Needless to say, I've found shooting Polaroid style film and cameras to be great fun!

There's no super sharp detail so no need for a big image.

Monday, August 11, 2008

Boston Common

I went down to Boston Common the other day to try my hand with Portra and Velvia films in the new (old) Hasselblad.

Velvia to me didn't exactly live up to the expectations I was holding it up to. Don't me wrong, it's absolutely fine, there's just something about that saturation I'm not too crazy about. My better judgment tells me that I shouldn't make these conclusions on a single field test. Skin tones were my issue. Perhaps what is needed is more of a landscape test.

Portra on the other hand met and FAR surpassed what I was expecting. I honestly didn't know what to expect. In the past my only exposure (no pun intended) to C-41 films were things like Kodak Gold. I suppose I was expecting something a little bit better, but nothing like what I got. Color was perfect. I couldn't be happier. Perhaps I should make Portra my primary color film.

Portra 400NC:

Velvia 50:

On a somewhat unrelated side note, I find myself shooting in Boston Common more than anywhere else. I wonder why... I shall have to diversify.

Sunday, July 6, 2008

Kenny and Goliath

Into the belly of the beast!

This actually happened a couple of weeks ag, but I forgot to post about it. I got a chance to get inside of the Goliath crane in Quincy, MA just days before they were going to begin tearing it down. I had honestly never been that close to it. My initial response was, "Oh sweet. I'll need a wide angle." I brought an 18mm. A 10.5mm fisheye would have been more helpful. Massive was an understatement.

The day was ectualy EXTREMELY hazy. The shots below were shot with a circ polarizer twisted to as dark as I could possibly get the sky. I find that any time I'm going to shoot something impressive the conditinos usually suck. However every time I just happent o have a camera and nothing is planned, the weather is fricken awesome. I would have killed for some nice fluffy cumulus clouds.

These were shot on a Nikon D200 as opposed to film. Lens was an 18-70mm only shot on 18mm I beleive. In some cases, convenience helps.

None of these pictures have yet to be manipulated in any way aside from the UV filter over the lens for protective purposes. I would have Photoshopped them, however aside from Elements, I lack the great tool (Elements is far too limiting).

Heh, Mom.

Tuesday, June 10, 2008

Masters of Old

I found myself back in the subway for the final shoot for the Old Master's Cup competition. These were taken at Park Street Station along the Green Line. I had previously taken one inside one of the Red Line cars, but I'm not sure if I like it better or not. This shoot was intended to be the final shoot. The money maker as some would put it (even though there's no actual money involved in the contest albeit entry fee of a couple dollars).

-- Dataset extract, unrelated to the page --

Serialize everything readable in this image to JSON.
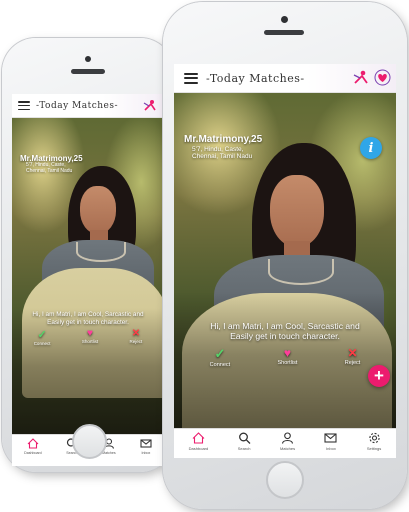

These were shot on Ilford Delta 3200. I forgot to look up development times earlier on as I was using a Kodak developer with Ilford Film. I ended up pulling the film slightly, but I think it turned out for the best. I'm fairly happy with the results achieved. The biggest surprise was seeing how little of the grain shows up on MF when using high speed film. I was versed in the ways of high speed film with 35mm, but not MF. Well, I suppose upon closer inspection and zoom that it proves to have just as much, but given the size of the negative it's not as much of an issue.